Microbial Interaction

We may think of ourselves as a highly evolved species of conscious individuals, but we are all far less human than most of us appreciate. Scientists have long recognized that the bacterial cells inhabiting our skin and gut outnumber human cells by ten-to-one.

Indeed, Princeton University scientists compared the approximately 30,000 human genes found in the average human to the more than 3 million bacterial genes inhabiting us, concluding that we are at most [Read more…]

Normal Flora of the Skin

The mixture of organisms regularly found at any human anatomical site is referred to as the normal flora. Populations of microbes – such as bacteria and yeasts – inhabit the skin and mucus surfaces and are the body=s first lines of defense against illness and injury.

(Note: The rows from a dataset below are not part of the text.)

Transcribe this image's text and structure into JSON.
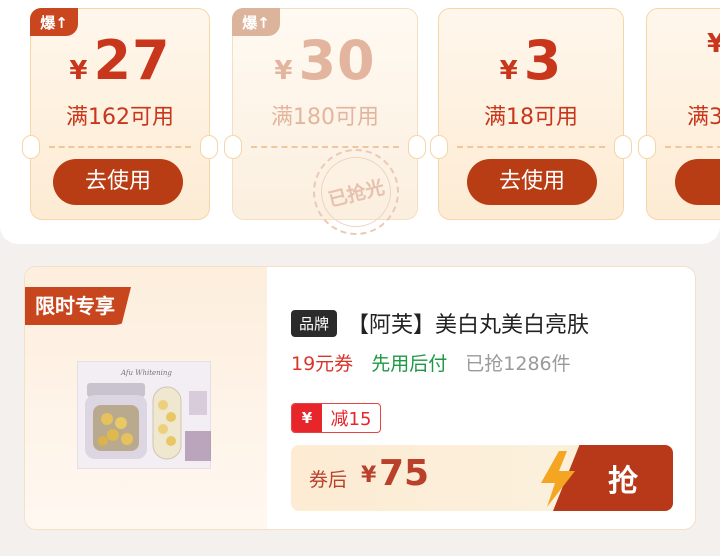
{
  "coupons": [
    {
      "hot_label": "爆↑",
      "currency": "¥",
      "amount": "27",
      "condition": "满162可用",
      "action": "去使用",
      "state": "available"
    },
    {
      "hot_label": "爆↑",
      "currency": "¥",
      "amount": "30",
      "condition": "满180可用",
      "state": "sold_out",
      "stamp": "已抢光"
    },
    {
      "currency": "¥",
      "amount": "3",
      "condition": "满18可用",
      "action": "去使用",
      "state": "available"
    },
    {
      "currency": "¥",
      "amount": "",
      "condition": "满3",
      "action": "去",
      "state": "available"
    }
  ],
  "product": {
    "limited_tag": "限时专享",
    "image_caption": "Afu Whitening",
    "brand_tag": "品牌",
    "title": "【阿芙】美白丸美白亮肤",
    "coupon_text": "19元券",
    "pay_later": "先用后付",
    "sold_count": "已抢1286件",
    "discount_icon": "¥",
    "discount_label": "减15",
    "after_coupon_label": "券后",
    "price_currency": "¥",
    "price": "75",
    "buy_label": "抢"
  },
  "colors": {
    "accent": "#b83c14",
    "price_red": "#c8361c",
    "green": "#1d9944"
  }
}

Their health depends upon the delicate balance between our own cells and the millions of bacteria and other one-celled microbes. Their role forms part of normal, healthy human physiology, however if microbe [Read more…]

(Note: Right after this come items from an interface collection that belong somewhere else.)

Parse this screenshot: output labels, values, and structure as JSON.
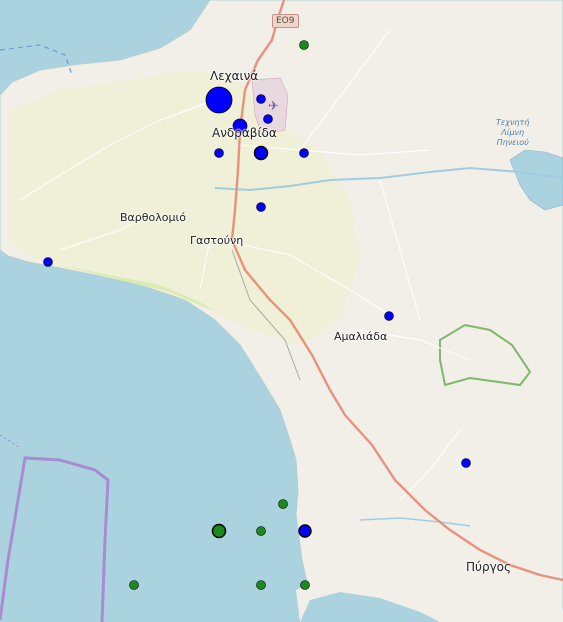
{
  "map": {
    "road_shield": "EO9",
    "places": {
      "lechaina": "Λεχαινά",
      "andravida": "Ανδραβίδα",
      "vartholomio": "Βαρθολομιό",
      "gastouni": "Γαστούνη",
      "amaliada": "Αμαλιάδα",
      "pyrgos": "Πύργος"
    },
    "lake_label": [
      "Τεχνητή",
      "Λίμνη",
      "Πηνειού"
    ],
    "colors": {
      "sea": "#aad3df",
      "land": "#f2efe9",
      "farmland": "#eef0d5",
      "beach": "#d9ecb3",
      "primary_road": "#e8927c",
      "boundary": "#a87fd0",
      "marker_blue": "#0000ff",
      "marker_green": "#1a8a1a"
    }
  }
}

A Day Without Microbes

A world without bacteria may seem ideal at first. But the more we think about it, the more we realize that we cannot live without microbes.

There would be no food poisoning, no diarrhea, no coughs and colds, no sore throats, no tuberculosis, no cholera, no small pox, no polio, no sexually transmitted diseases. There would be no decay. Foods would [Read more…]

The importance of beneficial bacteria for a healthy baby

Doctors have long known that infants who are breast-fed contract fewer infections than those who are given formula. Humans are born extremely immature, with the major organs and immune system not fully developed.

For its survival the infant depends on an extraordinary well-adapted evolutionary strategy shared by all mammals, breast-feeding. But what [Read more…]